Australian Christmas Traditions

Please read this information page before you search for Australian Christmas traditions.
It will assist you to understand the structure of Australia.


Our traditions include Carols by Candlelight in the parks and gardens of most cities and towns, the mailing of Christmas greeting cards to friends, many of whom we have not contacted since the previous Christmas. To facilitate this Australia Post issue a series of Christmas postage stamps which allows mailing of greeting cards at a reduced postage rate. Our sporting traditions are a cricket match at the Melbourne Cricket Ground and the start of the Sydney to Hobart yacht race.

In Melbourne one of the traditions associated with Christmas is the Myer Windows (Myer is a large departmental shop). Each year they do up their windows to tell a story (not always a Christmas story) with animated characters etc. Some examples of prior years may be seen at this history site.

Australian Christmas

It is always a treat for the family to head into the city (often at night) and see what wonders Myer have created each year. People who grew up with this tradition and now have children of their own still enjoy this family excursion with their children.

Begun in 1933, the Adelaide Christmas Pageant is a parade held annually in early November every year. It attracts crowds of over 400,000 and is televised to millions more. Recognised as an heritage icon, the pageant is a state institution and is sponsored by six local credit unions.

December 2006 Lyn, NSW wrote:- Another uniquely Australian tradition. Each year someone (I'm not sure who) drives around in a decorated Holden ute with a Santa in the back in full dress handing our lollies to the kids in the street, maybe it's local to Milperra, but friends say they remember similar in their childhood suburbs.

See also Australian damper which is a traditional Australian bread, made without yeast, and commonly made on a campfire. It comes from the early settlers and those working in the outback in later years.

Tradition's back on the menu

The Sun-Herald Newspaper, Sunday 23 December 2007

Revellers appear to have gone cold on their love affair with Christmas Day seafood lunches, with turkey sales the highest in years - and the birds are getting bigger.

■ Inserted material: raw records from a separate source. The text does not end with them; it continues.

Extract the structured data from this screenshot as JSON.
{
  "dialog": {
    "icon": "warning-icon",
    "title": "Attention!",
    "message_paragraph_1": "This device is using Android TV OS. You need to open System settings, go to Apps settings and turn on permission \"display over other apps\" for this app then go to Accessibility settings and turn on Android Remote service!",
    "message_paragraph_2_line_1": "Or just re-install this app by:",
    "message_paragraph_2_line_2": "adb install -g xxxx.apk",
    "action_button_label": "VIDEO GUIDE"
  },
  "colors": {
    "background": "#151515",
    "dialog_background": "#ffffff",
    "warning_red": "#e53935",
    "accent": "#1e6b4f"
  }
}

An Australian National Retailers Association survey found more than 40 percent of people would have a roast for Christmas dinner, more than 20 per cent would have cold meat and salad, and 14 per cent intended to fire up the barbecue.

Turkey sales at ACButchery in Leichhardt rose to 1500 this year, compared with 1000 last year.

Tony Jenkins, owner of TJ's Quality Meats in Balmain, said he had received more than the usual number of orders for turkeys this Christmas.

"I think maybe a bit of the old Christmas spirit is coming back; that feeling that we all need to stop and sit down and have a nice meal together," he said.

"I've been overwhelmed this year. I'm as busy as a bee in a hive."

"I sell mainly organic turkeys and I think a lot of people are standing up now and saying they want things to be traditional, clean and green."

Woolworths spokesman Benedict Brooke said small stuffed turkeys had been popular in previous years, but this year more people were buying large turkeys without stuffing.

December 2010 - I received an email from Bree

Thank you for your wonderful website,

I just wanted to point out that Christmas traditions (like everywhere) vary from family to family and region to region.

I grew up near the beach and although we sent a lot of time there we would never consider visiting the beach on Christmas Day, we were to busy visiting family.

However it seemed that a lot of our friends that had migrated from England do visit the beach on Christmas Day, possibly because they only had their necular family to consider.

My family as fifth, sixth and now seventh generation Australians tend to eat seafood at Christmas as well as cold turkey, ham, and salad.

Sand Snowman Pudding Santa penguin
In summary
Sunshine, surf, beer, cricket and tennis, what more could anyone want.
 T O P